The USCG Helicopter Interdiction Tactical Squadron (HITRON) operations started as an experiment in 1998 to halt the flow of illegal drugs into the United States Drug trafficking organizations primarily used “go-fast” boats, high-speed smuggling vessels capable of traveling over twice the speed of Coast Guard cutters. The U.S. Coast Guard needed a way to counter the threat.
In late 1998, six Coast Guard pilots and four enlisted aircrew members developed tactics and procedures to utilize armed helicopters operating aboard Coast Guard cutters (USCGC) to answer the call.
HITRON helicopters operate in known smuggling vectors and rely on expertly trained aircrews and precision marksmen to disable go-fast drug smuggling vessels in the event suspects refuse to comply with verbal and visual warnings for law enforcement boardings in accordance with international maritime law.
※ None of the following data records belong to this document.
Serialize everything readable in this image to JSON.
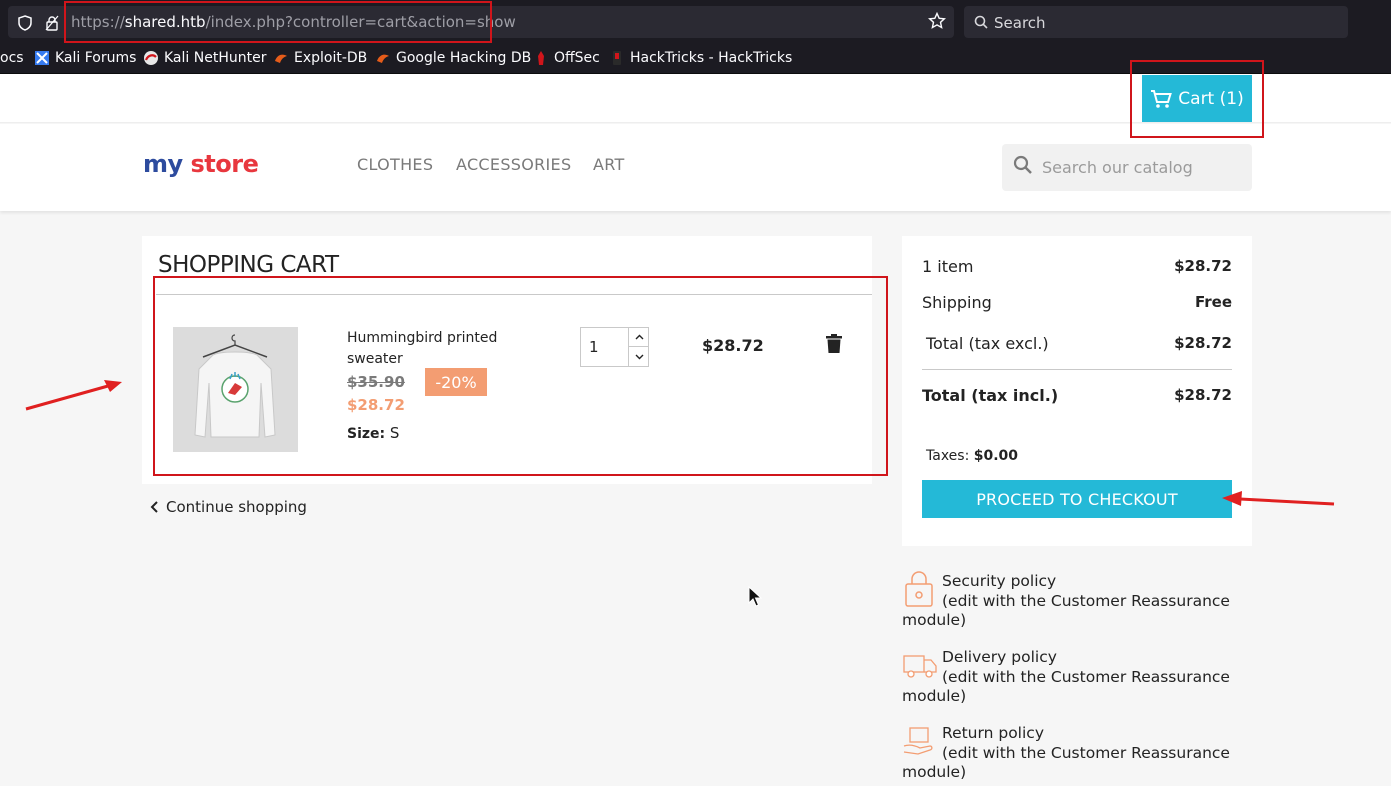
{
  "browser": {
    "url_prefix": "https://",
    "url_host": "shared.htb",
    "url_path": "/index.php?controller=cart&action=show",
    "search_placeholder": "Search",
    "bookmarks": [
      {
        "label": "ocs",
        "icon": "bookmark-icon"
      },
      {
        "label": "Kali Forums",
        "icon": "kali-forums-icon"
      },
      {
        "label": "Kali NetHunter",
        "icon": "kali-nethunter-icon"
      },
      {
        "label": "Exploit-DB",
        "icon": "exploit-db-icon"
      },
      {
        "label": "Google Hacking DB",
        "icon": "exploit-db-icon"
      },
      {
        "label": "OffSec",
        "icon": "offsec-icon"
      },
      {
        "label": "HackTricks - HackTricks",
        "icon": "hacktricks-icon"
      }
    ]
  },
  "store": {
    "cart_button_label": "Cart (1)",
    "logo": {
      "word1": "my",
      "word2": "store"
    },
    "nav": [
      "CLOTHES",
      "ACCESSORIES",
      "ART"
    ],
    "search_placeholder": "Search our catalog"
  },
  "cart": {
    "title": "SHOPPING CART",
    "item": {
      "name": "Hummingbird printed sweater",
      "old_price": "$35.90",
      "discount": "-20%",
      "price": "$28.72",
      "size_label": "Size:",
      "size_value": "S",
      "quantity": "1",
      "line_total": "$28.72"
    },
    "continue_label": "Continue shopping"
  },
  "summary": {
    "items_label": "1 item",
    "items_value": "$28.72",
    "shipping_label": "Shipping",
    "shipping_value": "Free",
    "total_excl_label": "Total (tax excl.)",
    "total_excl_value": "$28.72",
    "total_incl_label": "Total (tax incl.)",
    "total_incl_value": "$28.72",
    "taxes_label": "Taxes:",
    "taxes_value": "$0.00",
    "checkout_label": "PROCEED TO CHECKOUT"
  },
  "reassurance": [
    {
      "title": "Security policy",
      "desc": "(edit with the Customer Reassurance module)",
      "icon": "security-icon"
    },
    {
      "title": "Delivery policy",
      "desc": "(edit with the Customer Reassurance module)",
      "icon": "delivery-truck-icon"
    },
    {
      "title": "Return policy",
      "desc": "(edit with the Customer Reassurance module)",
      "icon": "return-box-icon"
    }
  ],
  "colors": {
    "accent": "#24b9d7",
    "discount": "#f39d72",
    "annotation_red": "#d0151b"
  }
}
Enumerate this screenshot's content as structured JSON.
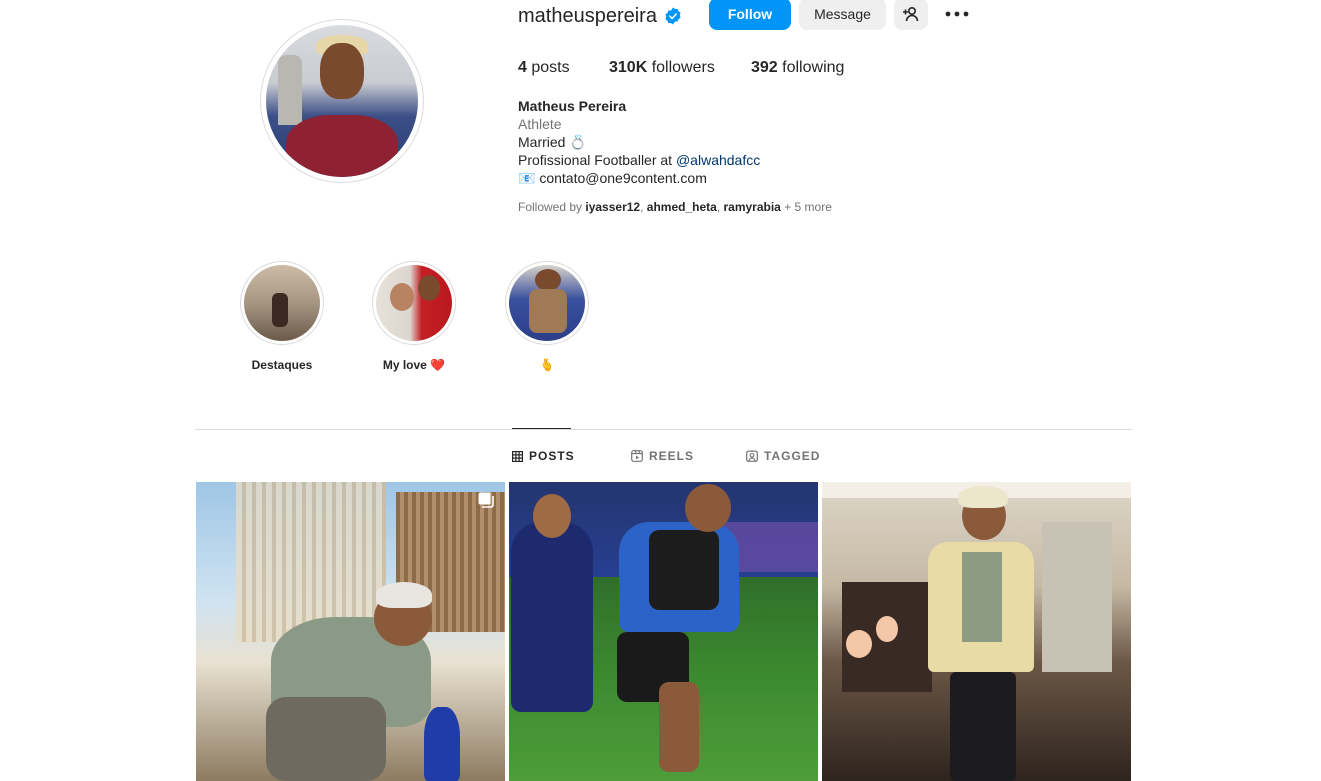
{
  "profile": {
    "username": "matheuspereira",
    "follow_label": "Follow",
    "message_label": "Message",
    "stats": {
      "posts_count": "4",
      "posts_label": "posts",
      "followers_count": "310K",
      "followers_label": "followers",
      "following_count": "392",
      "following_label": "following"
    },
    "bio": {
      "name": "Matheus Pereira",
      "category": "Athlete",
      "married": "Married 💍",
      "job_prefix": "Profissional Footballer at ",
      "job_link": "@alwahdafcc",
      "email_emoji": "📧",
      "email": "contato@one9content.com"
    },
    "followed_by": {
      "prefix": "Followed by ",
      "users": [
        "iyasser12",
        "ahmed_heta",
        "ramyrabia"
      ],
      "more": "+ 5 more"
    }
  },
  "highlights": [
    {
      "label": "Destaques"
    },
    {
      "label": "My love ❤️"
    },
    {
      "label": "🫰"
    }
  ],
  "tabs": [
    {
      "label": "POSTS",
      "icon": "grid-icon",
      "active": true
    },
    {
      "label": "REELS",
      "icon": "reels-icon",
      "active": false
    },
    {
      "label": "TAGGED",
      "icon": "tagged-icon",
      "active": false
    }
  ],
  "posts": [
    {
      "icon": "carousel-icon"
    },
    {},
    {}
  ],
  "colors": {
    "accent": "#0095f6",
    "text": "#262626",
    "secondary_text": "#737373",
    "link": "#00376b"
  }
}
In this documentary series, we track down the founding members, pioneers, and stakeholders who have played an important part in HITRON’s history. In this video, we catch up with Adm. James Loy, the 21st commandant of the U.S. Coast Guard, to get his perspective on standing up HITRON. Loy was the one to recognize the need and lean forward on the Service’s airborne use of force mission.